It's bright and sunny today in Durham, the North East's most scenic cathedral city. Unfortunately I went yesterday. It rained almost non-stop, heaviest in the morning, with the dank clouds parting only as I boarded the train home. Still, never mind.
Take my advice and never book a day trip to Durham at the start of October. It's Freshers Week, which means students everywhere, and they tend to take over a bit. Durham Castle doubles as student digs, so for one week only there are no tours for 'student acclimatisation' purposes. And on the Wednesday they pack out Durham Cathedral for Matriculation, five times over, so don't think you're getting any further than the font at the back of the building. Damn, that was the city's two biggesthitters off the list... and did I mention the rain?
This is the week the university's 18 year olds are finding their feet, making tentative long-term friendships, and thinking about maybe growing a beard. For Matriculation they were also swishing around in gowns, or M&S suits if their college is less traditional, as they processed through the city centre to their first age-old academic ceremony. I had to step aside as a horn-blowing official led a bedraggled crocodile up Saddler Street, somewhat embarrassedly, with those at the rear sheltering from the downpour as best they could beneath the college banner. Elsewhere various young reps were out trying to persuade fresh meat to join their societies and associations, the most impressive of which was the Ski and Snowboard Club who'd dumped a snowdrift in Market Square. For all of us who've ever experienced the wide-eyed optimism of Freshers Week, walking into the middle of one takes you right back.

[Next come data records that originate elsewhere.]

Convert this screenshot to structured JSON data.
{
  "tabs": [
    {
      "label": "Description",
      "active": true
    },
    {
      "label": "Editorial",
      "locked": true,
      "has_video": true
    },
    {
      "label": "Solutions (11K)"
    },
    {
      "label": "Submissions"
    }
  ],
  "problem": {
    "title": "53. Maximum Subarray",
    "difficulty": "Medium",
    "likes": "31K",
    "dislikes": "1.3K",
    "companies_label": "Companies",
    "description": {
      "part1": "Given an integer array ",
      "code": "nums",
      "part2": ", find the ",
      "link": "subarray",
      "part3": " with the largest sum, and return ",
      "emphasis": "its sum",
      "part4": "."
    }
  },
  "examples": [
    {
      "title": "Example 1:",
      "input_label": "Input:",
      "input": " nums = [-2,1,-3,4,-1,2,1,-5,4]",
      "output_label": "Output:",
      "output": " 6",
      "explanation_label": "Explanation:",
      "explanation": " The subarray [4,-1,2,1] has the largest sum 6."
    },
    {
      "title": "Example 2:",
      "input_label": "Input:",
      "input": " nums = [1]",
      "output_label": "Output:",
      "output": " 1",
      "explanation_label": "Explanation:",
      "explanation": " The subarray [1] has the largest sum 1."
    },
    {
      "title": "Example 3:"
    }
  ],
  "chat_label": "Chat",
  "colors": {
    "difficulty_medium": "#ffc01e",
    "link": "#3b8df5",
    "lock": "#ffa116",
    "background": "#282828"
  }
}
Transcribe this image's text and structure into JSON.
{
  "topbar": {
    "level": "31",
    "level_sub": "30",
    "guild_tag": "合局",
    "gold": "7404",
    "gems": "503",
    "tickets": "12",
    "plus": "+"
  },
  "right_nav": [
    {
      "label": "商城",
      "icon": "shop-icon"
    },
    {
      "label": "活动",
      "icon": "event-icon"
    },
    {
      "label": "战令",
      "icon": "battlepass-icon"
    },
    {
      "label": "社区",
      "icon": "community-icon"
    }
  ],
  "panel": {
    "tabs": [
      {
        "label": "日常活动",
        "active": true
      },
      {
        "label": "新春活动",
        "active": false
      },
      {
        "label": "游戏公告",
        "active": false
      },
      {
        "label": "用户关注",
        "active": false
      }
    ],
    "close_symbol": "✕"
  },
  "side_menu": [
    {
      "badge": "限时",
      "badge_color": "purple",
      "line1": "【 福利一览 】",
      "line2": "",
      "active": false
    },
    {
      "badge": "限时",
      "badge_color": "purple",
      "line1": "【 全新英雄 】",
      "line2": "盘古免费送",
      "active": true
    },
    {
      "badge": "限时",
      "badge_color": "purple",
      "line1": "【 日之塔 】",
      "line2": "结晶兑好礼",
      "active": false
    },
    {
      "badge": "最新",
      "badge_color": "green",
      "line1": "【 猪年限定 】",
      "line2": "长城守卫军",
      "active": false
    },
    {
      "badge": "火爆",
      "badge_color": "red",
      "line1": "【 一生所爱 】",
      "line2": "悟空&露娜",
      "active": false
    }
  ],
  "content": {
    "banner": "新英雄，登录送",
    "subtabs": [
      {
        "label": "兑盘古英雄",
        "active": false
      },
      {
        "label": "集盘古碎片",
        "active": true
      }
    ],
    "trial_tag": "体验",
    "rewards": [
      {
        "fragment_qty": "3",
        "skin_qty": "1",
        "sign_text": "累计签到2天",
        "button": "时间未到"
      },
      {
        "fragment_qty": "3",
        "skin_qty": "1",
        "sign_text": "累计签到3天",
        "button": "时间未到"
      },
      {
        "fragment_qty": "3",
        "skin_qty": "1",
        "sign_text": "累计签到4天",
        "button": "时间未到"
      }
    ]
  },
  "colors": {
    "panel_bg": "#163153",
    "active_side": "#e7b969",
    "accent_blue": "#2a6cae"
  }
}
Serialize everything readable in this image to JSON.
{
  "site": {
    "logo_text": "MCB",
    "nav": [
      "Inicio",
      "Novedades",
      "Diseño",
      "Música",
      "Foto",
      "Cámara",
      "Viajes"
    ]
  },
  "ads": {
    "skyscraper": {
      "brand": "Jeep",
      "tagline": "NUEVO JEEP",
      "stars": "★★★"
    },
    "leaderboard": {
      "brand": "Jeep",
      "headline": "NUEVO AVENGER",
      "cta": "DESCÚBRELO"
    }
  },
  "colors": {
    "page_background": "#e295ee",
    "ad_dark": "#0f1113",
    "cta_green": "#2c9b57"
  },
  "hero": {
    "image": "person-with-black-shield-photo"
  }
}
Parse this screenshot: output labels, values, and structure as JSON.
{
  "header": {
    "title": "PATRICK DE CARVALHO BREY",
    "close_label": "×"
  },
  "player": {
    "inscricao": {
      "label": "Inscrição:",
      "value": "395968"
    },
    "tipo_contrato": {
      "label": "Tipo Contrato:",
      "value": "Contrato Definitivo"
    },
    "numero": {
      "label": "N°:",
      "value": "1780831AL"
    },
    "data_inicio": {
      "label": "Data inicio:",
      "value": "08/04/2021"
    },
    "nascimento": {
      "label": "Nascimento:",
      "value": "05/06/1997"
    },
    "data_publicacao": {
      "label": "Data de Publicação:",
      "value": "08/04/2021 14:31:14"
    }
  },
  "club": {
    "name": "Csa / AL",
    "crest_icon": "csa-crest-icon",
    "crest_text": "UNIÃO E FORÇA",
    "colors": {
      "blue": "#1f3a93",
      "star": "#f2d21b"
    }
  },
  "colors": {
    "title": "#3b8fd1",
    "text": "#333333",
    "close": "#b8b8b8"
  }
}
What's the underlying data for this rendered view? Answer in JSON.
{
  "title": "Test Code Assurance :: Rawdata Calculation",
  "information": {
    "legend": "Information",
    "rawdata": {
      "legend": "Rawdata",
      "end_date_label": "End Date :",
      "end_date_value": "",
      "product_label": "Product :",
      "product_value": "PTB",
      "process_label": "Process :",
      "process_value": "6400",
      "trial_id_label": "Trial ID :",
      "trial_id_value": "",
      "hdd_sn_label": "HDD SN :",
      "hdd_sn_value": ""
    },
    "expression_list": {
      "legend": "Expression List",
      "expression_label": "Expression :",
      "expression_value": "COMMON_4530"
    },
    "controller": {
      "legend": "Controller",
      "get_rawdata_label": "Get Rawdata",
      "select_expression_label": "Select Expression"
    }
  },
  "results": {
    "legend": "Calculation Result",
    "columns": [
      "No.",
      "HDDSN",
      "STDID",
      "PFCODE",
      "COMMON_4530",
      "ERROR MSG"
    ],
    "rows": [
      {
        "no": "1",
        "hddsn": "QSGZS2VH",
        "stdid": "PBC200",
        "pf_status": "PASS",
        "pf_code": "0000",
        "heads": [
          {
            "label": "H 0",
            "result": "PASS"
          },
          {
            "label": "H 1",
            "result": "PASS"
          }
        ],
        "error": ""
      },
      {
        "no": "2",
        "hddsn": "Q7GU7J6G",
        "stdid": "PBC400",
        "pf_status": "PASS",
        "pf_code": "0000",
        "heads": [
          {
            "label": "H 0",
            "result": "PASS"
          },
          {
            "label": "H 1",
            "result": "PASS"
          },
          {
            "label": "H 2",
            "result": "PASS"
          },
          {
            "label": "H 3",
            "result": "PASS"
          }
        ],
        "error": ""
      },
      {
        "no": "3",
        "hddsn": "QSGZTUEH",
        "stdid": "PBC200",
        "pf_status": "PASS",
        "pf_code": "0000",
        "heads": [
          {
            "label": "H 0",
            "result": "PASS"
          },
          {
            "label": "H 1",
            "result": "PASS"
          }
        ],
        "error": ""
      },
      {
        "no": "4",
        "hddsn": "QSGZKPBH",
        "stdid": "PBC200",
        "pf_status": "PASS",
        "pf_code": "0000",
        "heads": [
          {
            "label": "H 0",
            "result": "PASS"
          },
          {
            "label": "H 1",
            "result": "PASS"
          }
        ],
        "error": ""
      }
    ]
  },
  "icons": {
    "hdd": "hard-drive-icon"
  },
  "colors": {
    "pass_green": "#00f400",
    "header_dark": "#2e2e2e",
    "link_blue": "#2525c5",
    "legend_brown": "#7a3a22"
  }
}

I wasn't expecting to be writing about students when I pre-booked my rail ticket. I thought I'd be telling you about Durham's oh-so picturesque location on a deep meander on the Wear. The river bends right back on itself, creating a historic tongue of elevated land on which the World Heritage Site is set. Narrow cobbled streets fork south, lined by shops, then ecclesiastical squares and university accommodation. So tortuous is the root-like road network that Durham beat London to introducing a congestion charge by a few months. Meanwhile a main road crosses the neck of the peninsula, where the council have managed to squeeze in a shopping mall and millennialentertainment zone without upsetting UNESCO too much.
The turbulent swirl of the Wear is best seen from a bridge. There are several of these around the loop, most merely footbridges and all the better for it. Elvet Bridge inclines relatively steeply, and feels like a historic hiatus, while Framwellgate Bridge links the shops on either bank and has a fine view of the weir (on the Wear) below. Most of the slopes around the curve remain undeveloped, so the low level footpaths along the banks are somewhat off the beaten track, ideal for jogging but a bit puddly after heavy rain.
Another reason not to visit midweek in October is that the Durham Museum and Heritage Centre is closed. The building's not huge but, in the absence of the cathedral and the castle, it might have helped fill my eight hour itinerary. Crook Hall Gardens were open, but I didn't fancy spending a fiver to see some damp autumnal flowerbeds, The Antarctica exhibition at Palace Green Library doesn't open until next week, a Light Infantry collection rarely floats my boat, and I never made it as far down as the acclaimed Oriental Museum. On a decent day I'd have climbed up to the lofty earthwork of Maiden Castle and enjoyed the panorama, maybe walked a little further, but Wednesday wasn't the best day for independent exploration.
So I gave up on Durham early, sorry, with a pledge to try again some day in better weather. Instead I took a bus and headed elsewhere, because when you're only rarely in Country Durham hell why not. I'll definitely come back to 'do' Durham properly... but not in early October. [10 photos]